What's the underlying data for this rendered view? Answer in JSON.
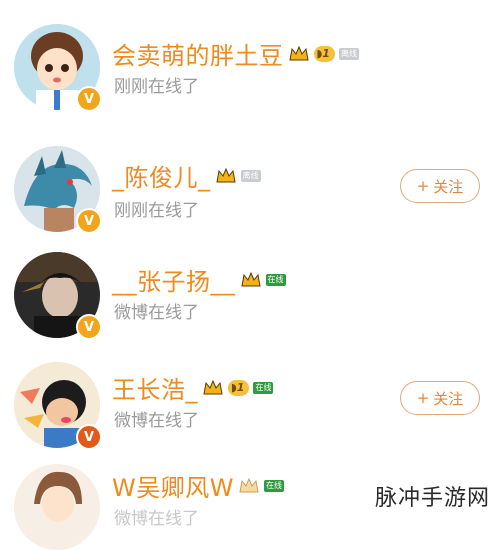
{
  "users": [
    {
      "name": "会卖萌的胖土豆",
      "status": "刚刚在线了",
      "level": "1",
      "tag": "离线",
      "verified": "V",
      "follow": ""
    },
    {
      "name": "_陈俊儿_",
      "status": "刚刚在线了",
      "level": "",
      "tag": "离线",
      "verified": "V",
      "follow": "关注"
    },
    {
      "name": "__张子扬__",
      "status": "微博在线了",
      "level": "",
      "tag": "在线",
      "verified": "V",
      "follow": ""
    },
    {
      "name": "王长浩_",
      "status": "微博在线了",
      "level": "1",
      "tag": "在线",
      "verified": "V",
      "follow": "关注"
    },
    {
      "name": "W吴卿风W",
      "status": "微博在线了",
      "level": "",
      "tag": "在线",
      "verified": "",
      "follow": ""
    }
  ],
  "follow_plus": "+",
  "watermark": "脉冲手游网",
  "colors": {
    "name": "#f08a1c",
    "status": "#9a9a9a",
    "online_tag": "#2e9b3e",
    "badge": "#f2a51a"
  }
}
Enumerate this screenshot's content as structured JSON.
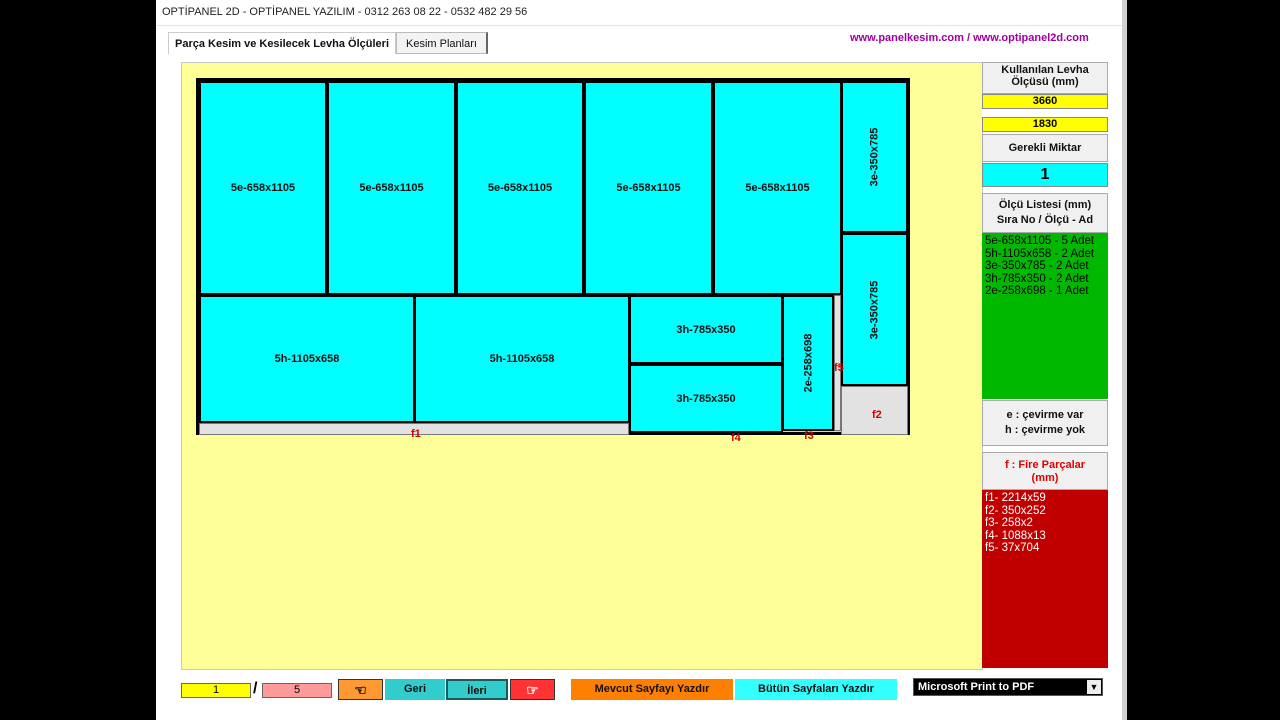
{
  "window": {
    "title": "OPTİPANEL 2D - OPTİPANEL YAZILIM - 0312 263 08 22 - 0532 482 29 56"
  },
  "tabs": [
    {
      "label": "Parça Kesim ve Kesilecek Levha Ölçüleri"
    },
    {
      "label": "Kesim Planları"
    }
  ],
  "weblink": "www.panelkesim.com / www.optipanel2d.com",
  "pieces": [
    "5e-658x1105",
    "5e-658x1105",
    "5e-658x1105",
    "5e-658x1105",
    "5e-658x1105",
    "3e-350x785",
    "3e-350x785",
    "5h-1105x658",
    "5h-1105x658",
    "3h-785x350",
    "3h-785x350",
    "2e-258x698"
  ],
  "fire_labels": [
    "f1",
    "f2",
    "f3",
    "f4",
    "f5"
  ],
  "sidebar": {
    "sheet_size_label": "Kullanılan Levha Ölçüsü (mm)",
    "sheet_length": "3660",
    "sheet_width": "1830",
    "required_qty_label": "Gerekli Miktar",
    "required_qty": "1",
    "size_list_label_1": "Ölçü Listesi (mm)",
    "size_list_label_2": "Sıra No / Ölçü - Ad",
    "size_list": [
      "5e-658x1105 - 5 Adet",
      "5h-1105x658 - 2 Adet",
      "3e-350x785 - 2 Adet",
      "3h-785x350 - 2 Adet",
      "2e-258x698 - 1 Adet"
    ],
    "legend_e": "e : çevirme var",
    "legend_h": "h : çevirme yok",
    "fire_header_1": "f : Fire Parçalar",
    "fire_header_2": "(mm)",
    "fire_list": [
      "f1- 2214x59",
      "f2- 350x252",
      "f3- 258x2",
      "f4- 1088x13",
      "f5- 37x704"
    ]
  },
  "footer": {
    "page_current": "1",
    "page_sep": "/",
    "page_total": "5",
    "back_label": "Geri",
    "next_label": "İleri",
    "print_current_label": "Mevcut Sayfayı Yazdır",
    "print_all_label": "Bütün Sayfaları Yazdır",
    "printer_selected": "Microsoft Print to PDF"
  },
  "colors": {
    "piece": "#00ffff",
    "canvas": "#ffff99",
    "list_bg": "#00b800",
    "fire_bg": "#c00000",
    "scrap_label": "#d00000"
  }
}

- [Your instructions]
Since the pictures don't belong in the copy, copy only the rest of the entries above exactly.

- [Worked solution]
What's the underlying data for this rendered view? Answer in JSON.
{
  "users": [
    {
      "name": "会卖萌的胖土豆",
      "status": "刚刚在线了",
      "level": "1",
      "tag": "离线",
      "verified": "V",
      "follow": ""
    },
    {
      "name": "_陈俊儿_",
      "status": "刚刚在线了",
      "level": "",
      "tag": "离线",
      "verified": "V",
      "follow": "关注"
    },
    {
      "name": "__张子扬__",
      "status": "微博在线了",
      "level": "",
      "tag": "在线",
      "verified": "V",
      "follow": ""
    },
    {
      "name": "王长浩_",
      "status": "微博在线了",
      "level": "1",
      "tag": "在线",
      "verified": "V",
      "follow": "关注"
    },
    {
      "name": "W吴卿风W",
      "status": "微博在线了",
      "level": "",
      "tag": "在线",
      "verified": "",
      "follow": ""
    }
  ],
  "follow_plus": "+",
  "watermark": "脉冲手游网",
  "colors": {
    "name": "#f08a1c",
    "status": "#9a9a9a",
    "online_tag": "#2e9b3e",
    "badge": "#f2a51a"
  }
}
Enumerate this screenshot's content as structured JSON.
{
  "window": {
    "title": "OPTİPANEL 2D - OPTİPANEL YAZILIM - 0312 263 08 22 - 0532 482 29 56"
  },
  "tabs": [
    {
      "label": "Parça Kesim ve Kesilecek Levha Ölçüleri"
    },
    {
      "label": "Kesim Planları"
    }
  ],
  "weblink": "www.panelkesim.com / www.optipanel2d.com",
  "pieces": [
    "5e-658x1105",
    "5e-658x1105",
    "5e-658x1105",
    "5e-658x1105",
    "5e-658x1105",
    "3e-350x785",
    "3e-350x785",
    "5h-1105x658",
    "5h-1105x658",
    "3h-785x350",
    "3h-785x350",
    "2e-258x698"
  ],
  "fire_labels": [
    "f1",
    "f2",
    "f3",
    "f4",
    "f5"
  ],
  "sidebar": {
    "sheet_size_label": "Kullanılan Levha Ölçüsü (mm)",
    "sheet_length": "3660",
    "sheet_width": "1830",
    "required_qty_label": "Gerekli Miktar",
    "required_qty": "1",
    "size_list_label_1": "Ölçü Listesi (mm)",
    "size_list_label_2": "Sıra No / Ölçü - Ad",
    "size_list": [
      "5e-658x1105 - 5 Adet",
      "5h-1105x658 - 2 Adet",
      "3e-350x785 - 2 Adet",
      "3h-785x350 - 2 Adet",
      "2e-258x698 - 1 Adet"
    ],
    "legend_e": "e : çevirme var",
    "legend_h": "h : çevirme yok",
    "fire_header_1": "f : Fire Parçalar",
    "fire_header_2": "(mm)",
    "fire_list": [
      "f1- 2214x59",
      "f2- 350x252",
      "f3- 258x2",
      "f4- 1088x13",
      "f5- 37x704"
    ]
  },
  "footer": {
    "page_current": "1",
    "page_sep": "/",
    "page_total": "5",
    "back_label": "Geri",
    "next_label": "İleri",
    "print_current_label": "Mevcut Sayfayı Yazdır",
    "print_all_label": "Bütün Sayfaları Yazdır",
    "printer_selected": "Microsoft Print to PDF"
  },
  "colors": {
    "piece": "#00ffff",
    "canvas": "#ffff99",
    "list_bg": "#00b800",
    "fire_bg": "#c00000",
    "scrap_label": "#d00000"
  }
}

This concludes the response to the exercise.